Defamed, persecuted, harassed, and since March of this year cut off from the outside world, in Flat 3B, Knightsbridge, London, the founder of Wikileaks waits to learn the fate of his asylum status. It is a position that current Ecuadorian President Lenin Moreno has put at risk, but Assange is built for battles of this size. The former Consul of Ecuador knows him well, and wanted to speak out.
Mónica del Pilar Uribe Marín
Since assuming power, Moreno has made no secret of the inconvenience caused by the ‘problem he inherited’ from his predecessor, and now seems to have made up his mind to expel Assange from the embassy. It is even said that the true purpose of his recent visit to the UK was to meet with British functionaries, agree terms for the end of the asylum, and hand Assange over to British authorities.
This comes as no surprise considering that Moreno regards Assange as, among other things, a ‘hacker’ who ‘made a mistake’ that ‘could cost him his life’, and while he has stated that Assange must be protected, Moreno is undeniably sensitive to US pressures.
He recently sanctioned Assange for ‘political interference’, denying him access to the internet or telephones, and prohibiting all visits except those from his lawyers.
Today Julian Assange – who has never left the building in Knightsbridge – finds himself in total confinement, faced with the possibility that his asylum may be withdrawn at any time. He is also suffering from various physical ailments and, as of a few days ago, dealing with the US Senate Intelligence Committee’s request that he privately testify in relation to Russian interference in the 2016 elections.
In other words, conditions in the Latin American country’s embassy in Knightsbridge are now very different to those that Assange experienced during the six years beginning 19 June 2012, when he arrived seeking political asylum.
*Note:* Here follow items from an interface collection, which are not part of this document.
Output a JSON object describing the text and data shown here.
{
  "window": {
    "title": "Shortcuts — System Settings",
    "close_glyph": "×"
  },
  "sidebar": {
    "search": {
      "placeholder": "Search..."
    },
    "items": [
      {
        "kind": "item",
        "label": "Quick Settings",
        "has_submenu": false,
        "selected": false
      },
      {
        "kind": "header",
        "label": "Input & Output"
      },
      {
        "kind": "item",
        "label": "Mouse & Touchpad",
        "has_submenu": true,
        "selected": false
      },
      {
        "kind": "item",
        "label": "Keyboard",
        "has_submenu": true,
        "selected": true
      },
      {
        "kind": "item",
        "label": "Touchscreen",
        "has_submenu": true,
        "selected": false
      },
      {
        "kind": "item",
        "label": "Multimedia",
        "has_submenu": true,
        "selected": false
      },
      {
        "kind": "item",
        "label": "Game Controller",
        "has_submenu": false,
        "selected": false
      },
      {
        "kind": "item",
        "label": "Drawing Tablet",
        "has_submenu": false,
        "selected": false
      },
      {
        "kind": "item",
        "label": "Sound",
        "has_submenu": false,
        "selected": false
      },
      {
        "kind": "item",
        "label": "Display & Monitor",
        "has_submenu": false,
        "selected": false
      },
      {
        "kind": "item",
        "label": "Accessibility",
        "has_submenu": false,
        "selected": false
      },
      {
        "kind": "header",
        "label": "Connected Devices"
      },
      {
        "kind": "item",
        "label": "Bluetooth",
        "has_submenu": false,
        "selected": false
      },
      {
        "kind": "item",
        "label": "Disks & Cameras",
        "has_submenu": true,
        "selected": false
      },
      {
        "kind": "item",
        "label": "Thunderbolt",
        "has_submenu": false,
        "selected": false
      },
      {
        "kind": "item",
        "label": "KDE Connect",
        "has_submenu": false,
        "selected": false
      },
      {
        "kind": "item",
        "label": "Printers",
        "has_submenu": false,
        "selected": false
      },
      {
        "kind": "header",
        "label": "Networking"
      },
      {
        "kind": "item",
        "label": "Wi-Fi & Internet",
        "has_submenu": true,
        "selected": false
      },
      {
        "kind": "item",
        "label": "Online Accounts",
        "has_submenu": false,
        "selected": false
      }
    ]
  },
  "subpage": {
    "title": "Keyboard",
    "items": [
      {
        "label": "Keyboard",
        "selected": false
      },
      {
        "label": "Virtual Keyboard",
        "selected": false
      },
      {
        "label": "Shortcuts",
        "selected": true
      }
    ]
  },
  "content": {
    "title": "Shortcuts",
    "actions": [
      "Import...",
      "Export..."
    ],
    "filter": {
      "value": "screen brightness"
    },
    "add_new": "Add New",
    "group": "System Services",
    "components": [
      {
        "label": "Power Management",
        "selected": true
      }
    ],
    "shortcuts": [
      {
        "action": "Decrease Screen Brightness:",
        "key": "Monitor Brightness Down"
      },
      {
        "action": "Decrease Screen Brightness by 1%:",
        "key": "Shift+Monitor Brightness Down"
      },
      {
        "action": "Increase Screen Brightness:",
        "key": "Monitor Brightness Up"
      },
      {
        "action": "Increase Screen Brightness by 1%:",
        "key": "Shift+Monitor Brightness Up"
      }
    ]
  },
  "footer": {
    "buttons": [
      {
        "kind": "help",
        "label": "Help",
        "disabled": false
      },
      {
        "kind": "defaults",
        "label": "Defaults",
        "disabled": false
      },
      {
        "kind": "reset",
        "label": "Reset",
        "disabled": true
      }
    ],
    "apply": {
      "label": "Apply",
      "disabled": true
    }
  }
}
Ecuador’s government at the time, and its president Rafael Correa, openly accepted his request, believing Assange’s life to be in danger and admiring his fight to defend freedom of information and expression.
At that time the Consul of Ecuador in the UK was Fidel Narváez, who was tasked with accompanying Assange from the day he first set foot in the embassy.
To continue reading: Fidel Narváez: “Those who think that they will break Julian Assange are mistaken”